On City Waste Union’s social media pages, I can see how widespread the community support is. People are wearing facemasks and carrying tote bags with the City Waste Union logo. They’re putting signs in their yards that say, “Until you treat them proper, we stand with the hoppers.” Have you been surprised by the expression of solidarity from the people of New Orleans?
I have. To be honest I think I’ve been most surprised by all the white people who are supportive. But maybe I shouldn’t be surprised. New Orleans is somewhat separated into white and black, but we do have white working-class people. For example a lot of the people who work in the French Quarter are white.
In general, I’m just shocked when I go on our Instagram page. We have nearly five thousand followers, and I’m like, “Where do these people come from? Like who are they?” For me it’s kind of crazy. And it’s not just in New Orleans. All the way out in Seattle, there’s a group of people that go out every Thursday and picket in front of True Blue, which is the company that owns People Ready.

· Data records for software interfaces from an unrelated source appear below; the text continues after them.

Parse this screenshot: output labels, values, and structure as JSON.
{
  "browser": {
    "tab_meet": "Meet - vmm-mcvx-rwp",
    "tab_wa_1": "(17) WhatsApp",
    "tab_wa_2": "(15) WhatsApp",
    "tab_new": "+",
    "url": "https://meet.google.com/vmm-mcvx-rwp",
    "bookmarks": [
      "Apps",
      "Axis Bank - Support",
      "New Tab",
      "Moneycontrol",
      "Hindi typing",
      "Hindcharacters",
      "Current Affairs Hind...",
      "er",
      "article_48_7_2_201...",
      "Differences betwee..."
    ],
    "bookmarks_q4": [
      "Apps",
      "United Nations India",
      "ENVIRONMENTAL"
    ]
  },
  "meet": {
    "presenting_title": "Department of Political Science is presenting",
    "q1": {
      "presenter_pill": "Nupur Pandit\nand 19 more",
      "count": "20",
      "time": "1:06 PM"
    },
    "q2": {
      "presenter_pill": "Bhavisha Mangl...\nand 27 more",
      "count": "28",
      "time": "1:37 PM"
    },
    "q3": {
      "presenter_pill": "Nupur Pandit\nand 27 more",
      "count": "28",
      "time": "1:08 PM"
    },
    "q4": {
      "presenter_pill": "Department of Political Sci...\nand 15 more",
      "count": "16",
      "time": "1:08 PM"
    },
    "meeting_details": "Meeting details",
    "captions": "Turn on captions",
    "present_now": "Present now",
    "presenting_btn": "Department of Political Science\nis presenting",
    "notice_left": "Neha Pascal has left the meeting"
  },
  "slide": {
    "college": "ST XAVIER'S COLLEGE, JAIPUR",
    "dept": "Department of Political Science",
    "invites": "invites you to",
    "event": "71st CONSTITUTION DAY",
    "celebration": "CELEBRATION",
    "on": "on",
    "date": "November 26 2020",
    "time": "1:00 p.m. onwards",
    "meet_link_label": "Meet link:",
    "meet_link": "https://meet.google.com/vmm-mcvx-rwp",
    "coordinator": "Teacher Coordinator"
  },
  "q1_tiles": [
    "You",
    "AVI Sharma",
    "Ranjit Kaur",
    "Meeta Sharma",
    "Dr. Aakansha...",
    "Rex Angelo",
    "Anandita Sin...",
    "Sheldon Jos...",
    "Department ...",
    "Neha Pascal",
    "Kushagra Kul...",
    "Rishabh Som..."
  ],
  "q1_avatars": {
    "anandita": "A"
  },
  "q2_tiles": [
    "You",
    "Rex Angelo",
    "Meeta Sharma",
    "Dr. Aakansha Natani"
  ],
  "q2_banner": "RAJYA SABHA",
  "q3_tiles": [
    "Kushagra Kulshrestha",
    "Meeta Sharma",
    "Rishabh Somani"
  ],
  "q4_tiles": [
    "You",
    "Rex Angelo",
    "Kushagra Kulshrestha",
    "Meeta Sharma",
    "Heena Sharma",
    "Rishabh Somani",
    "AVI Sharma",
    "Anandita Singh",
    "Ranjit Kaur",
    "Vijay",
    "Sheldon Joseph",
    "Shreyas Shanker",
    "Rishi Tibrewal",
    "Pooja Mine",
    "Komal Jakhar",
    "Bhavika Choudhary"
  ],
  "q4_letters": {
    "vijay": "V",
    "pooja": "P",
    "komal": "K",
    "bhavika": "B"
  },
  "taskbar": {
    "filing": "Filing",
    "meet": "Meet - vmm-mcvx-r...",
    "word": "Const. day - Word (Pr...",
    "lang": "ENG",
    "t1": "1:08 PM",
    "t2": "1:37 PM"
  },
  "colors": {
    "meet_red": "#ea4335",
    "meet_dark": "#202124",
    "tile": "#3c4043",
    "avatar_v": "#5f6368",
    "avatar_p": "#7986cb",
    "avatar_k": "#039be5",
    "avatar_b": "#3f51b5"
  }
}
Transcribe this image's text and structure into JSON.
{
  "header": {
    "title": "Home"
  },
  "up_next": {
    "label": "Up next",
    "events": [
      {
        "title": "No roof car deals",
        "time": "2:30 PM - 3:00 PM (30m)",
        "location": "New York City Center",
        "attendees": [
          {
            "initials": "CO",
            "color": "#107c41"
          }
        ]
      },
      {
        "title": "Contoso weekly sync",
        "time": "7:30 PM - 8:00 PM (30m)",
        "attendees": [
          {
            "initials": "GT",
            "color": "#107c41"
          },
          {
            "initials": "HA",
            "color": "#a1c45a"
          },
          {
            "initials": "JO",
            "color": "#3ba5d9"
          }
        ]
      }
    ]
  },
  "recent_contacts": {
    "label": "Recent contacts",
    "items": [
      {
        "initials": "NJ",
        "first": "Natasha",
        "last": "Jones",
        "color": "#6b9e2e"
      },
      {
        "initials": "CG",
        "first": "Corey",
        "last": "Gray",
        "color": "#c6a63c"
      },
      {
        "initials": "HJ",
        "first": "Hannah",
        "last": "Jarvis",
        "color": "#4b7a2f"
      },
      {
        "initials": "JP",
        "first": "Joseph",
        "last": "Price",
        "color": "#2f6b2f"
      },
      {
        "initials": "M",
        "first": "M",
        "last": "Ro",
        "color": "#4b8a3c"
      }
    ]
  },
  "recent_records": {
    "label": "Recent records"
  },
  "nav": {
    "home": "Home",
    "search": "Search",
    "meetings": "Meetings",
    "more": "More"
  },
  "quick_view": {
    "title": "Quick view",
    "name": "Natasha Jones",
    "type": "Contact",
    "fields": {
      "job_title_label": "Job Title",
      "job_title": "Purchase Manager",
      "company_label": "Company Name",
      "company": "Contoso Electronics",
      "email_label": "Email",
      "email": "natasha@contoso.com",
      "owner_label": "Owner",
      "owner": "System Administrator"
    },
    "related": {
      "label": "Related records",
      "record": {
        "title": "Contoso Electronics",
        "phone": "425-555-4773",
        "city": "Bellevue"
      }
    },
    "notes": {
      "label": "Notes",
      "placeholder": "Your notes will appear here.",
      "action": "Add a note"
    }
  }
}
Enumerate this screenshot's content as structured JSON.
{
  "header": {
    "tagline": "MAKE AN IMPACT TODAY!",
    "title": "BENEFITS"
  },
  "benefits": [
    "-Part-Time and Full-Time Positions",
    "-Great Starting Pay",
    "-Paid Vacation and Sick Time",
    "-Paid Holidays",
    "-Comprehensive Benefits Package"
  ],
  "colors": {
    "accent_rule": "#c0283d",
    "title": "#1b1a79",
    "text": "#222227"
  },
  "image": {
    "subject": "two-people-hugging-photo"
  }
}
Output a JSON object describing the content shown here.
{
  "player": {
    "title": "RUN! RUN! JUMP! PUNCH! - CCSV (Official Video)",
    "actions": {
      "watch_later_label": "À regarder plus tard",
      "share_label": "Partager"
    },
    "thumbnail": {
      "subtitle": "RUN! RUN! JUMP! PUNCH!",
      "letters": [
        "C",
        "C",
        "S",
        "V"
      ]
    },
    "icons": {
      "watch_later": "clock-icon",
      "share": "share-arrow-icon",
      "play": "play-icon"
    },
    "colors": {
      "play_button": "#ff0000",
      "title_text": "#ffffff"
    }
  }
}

We’ve also had so many organizations help us out. Some of them are Stand With Dignity, Take ‘Em Down NOLA, the Democratic Socialists of America, BYP [Black Youth Project] 100, IATSE [International Alliance of Theatrical Stage Employees] Local 478, Cooperation New Orleans, and Southern Solidarity. I think this is the first time so many organizations in New Orleans have been involved in supporting just one strike.
Does City Waste Union want to become a real union?
We don’t want them to be necessarily our own union, but we would like to join a union and have it be a parent union. So that way you don’t lose the identity of the City Waste Union, but you still have the mother union that would be able to provide resources. But first we just need to get a raise, protection, and hazard pay for these guys who get up at four o’clock in the morning and keep New Orleans clean.